Turner explained in a post-conference interview that the studies referred to were conducted on other indigenous populations in North America and in the Pacific Islands. Defenders of Neel and Chagnon have claimed there was no reason not to use the Edmonston B vaccine on the Yanomami because it was state-of-the-art in 1968, said Turner, who added that the vaccine was administered in conjunction with gamma globulin, a treatment for the respiratory problems and fevers that were side effects of Edmonston B.
“The reason why Neel used the Edmonston B vaccine has not adequately been addressed,” said Turner of Neel’s actions. He said there was compelling evidence against using the vaccine. “The Marshall Islanders vaccinated experienced some of the highest fevers on record.”
Turner said that Neel also failed to provide adequate post-inoculation care, if at all, to the Yanomami. The follow-up treatment could potentially last up to 13 days, said Turner. Neel’s personal notes indicate he was unprepared to provide that care because he had a schedule to keep and wanted to avoid distracting Willard Centerwall, the expedition medical officer, from the tissue collection.
According to Turner, Centerwall did confront Neel, also a doctor by trade, over the extreme reactions to Edmonston B as a violation of the Hippocratic Oath. Turner said Neel might have wanted to observe the effects of a natural epidemic, bringing him into further conflict with Centerwall. Centerwall’s son has also said publicly that Neel refused to alter the vaccination program until Centerwall agreed to videotape a statement stating the Edmonston B vaccine had not been harmful to the Yanomami.
Centerwall is alive, but suffering from a severe case of Alzheimer’s Disease.
Supporters of Chagnon and Neel in particular have said the protocol the immunizations were following of vaccinating only half the village was designed to create a control group. Turner and others opposed to Chagnon and Neel have described the plan as a “medical measure” and not part of any treatment plan. They contend that only half the village was immunized to allow the other half to care for them while they suffered from the fevers and other side effects.
“The half village was not intended as a control group. They were intended as an auxiliary nursing corps,” said Turner. Turner’s report also said that Chagnon and Neel were “anthropologically naive” for not anticipating the Yanomami fleeing, often by entire villages, into the Amazon to escape the immunization teams as word of the side effects spread.
During this time period, as if threats of epidemics and violence were not enough, the Yanomami of Venezuela were plagued with the presence of another French anthropologist, Ja?ques Lizot. Lizot had been placed in voluntary exile in the Amazon after a scandal stemming from his attempted sexual assaults on the young children of his colleagues, said Turner. Upon arrival in Venezuela, Lizot is reported to have solicited young Indian boys into prostitution and attempted at least one rape.

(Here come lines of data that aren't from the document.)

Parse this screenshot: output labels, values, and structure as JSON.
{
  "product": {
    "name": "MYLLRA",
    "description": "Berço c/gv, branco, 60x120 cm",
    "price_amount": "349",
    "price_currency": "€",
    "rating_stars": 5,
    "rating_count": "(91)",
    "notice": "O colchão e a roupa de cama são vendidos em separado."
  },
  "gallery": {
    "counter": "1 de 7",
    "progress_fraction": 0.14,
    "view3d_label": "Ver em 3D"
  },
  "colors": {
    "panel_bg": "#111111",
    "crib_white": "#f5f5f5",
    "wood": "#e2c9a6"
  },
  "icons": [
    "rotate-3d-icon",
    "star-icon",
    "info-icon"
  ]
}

“The Venezuelans did not care about the Yanomami,” said Turner of the lack of Venezuelan police actions against Lizot. “Even when one did, that did not translate into adequate policing.” Turner added that even missionaries in the area tolerated Lizot because he was an advocate for Yanomami rights in Caracas when no else was. The Yanomami did undertake a raid on the village where Lizot lived in an attempt to punish him for his atrocious behavior, but he escaped.
“The Yanomami do not easily resort to violence,” said Turner.